He will pilot the first starship; he will do it alone, with a little luck he will be the first human to come close to not just one, but a number of stars. He will never return, but he will be remembered, cherished, and enshrined in mankind’s history books.
The supplies he carries are ample to the point of luxury. 100 tons at 10 pounds a day will suffice for 20,000 days or 50 years. In addition, he has machinery with the capacity to recycle air, water, and food such that, at worst, he need consume only one pound of stores per day. His recycling equipment has a total mass of about 50 tons. The recyclers are triply redundant, furthermore he has a shop and tools for repair work.
The retired explorer-engineer’s quarters are not only large, but also structured interestingly. They are so skillfully planned that it will be years before he immediately recognizes every twist, turn, passage, room, and gangway. His air supply exists in his quarters as an atmosphere, and in solid storage. The mass of his atmosphere is about 100 tons including free and stored air.
It is most unlikely that he will ever land, yet his vehicle is equipped with a small aerospace plane. It could land on an airless moon,
asteroid, or comet, or enter an atmosphere, and even take off, ascend, accelerate, and return into space. He is equipped with four space suits.
The small but artistically planned quarters have five gardens, and eight planted areas that might be called flower gardens. The ship carries 5 tons of plants and plant nutrients. The tonnage is sufficient to recycle oxygen and collect noxious dusts for 100 persons. The old explorer-engineer will forever have a great surplus of vegetables, fruits, citrus fruits, avocados, catfish, and chicken.
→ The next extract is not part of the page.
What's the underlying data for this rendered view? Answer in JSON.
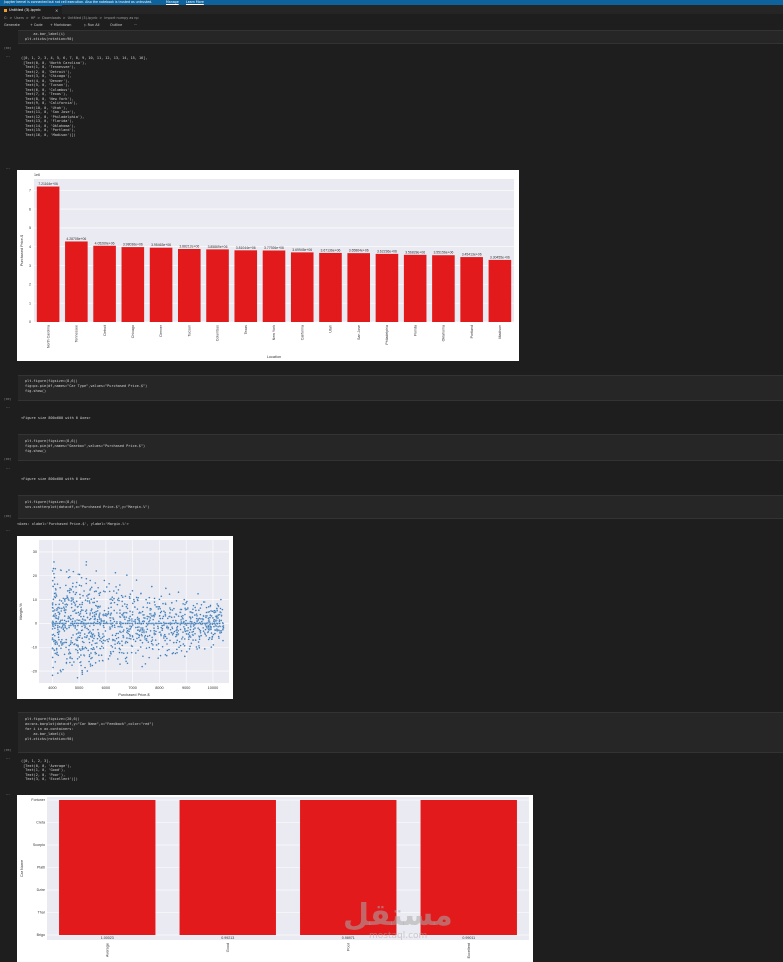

His little farms and flower gardens are free of earthly pests; they will do, and will thrive.
Entertainments are multiple including libraries of video, audio, participating-simulations, and events beamed from ...<< MORE >>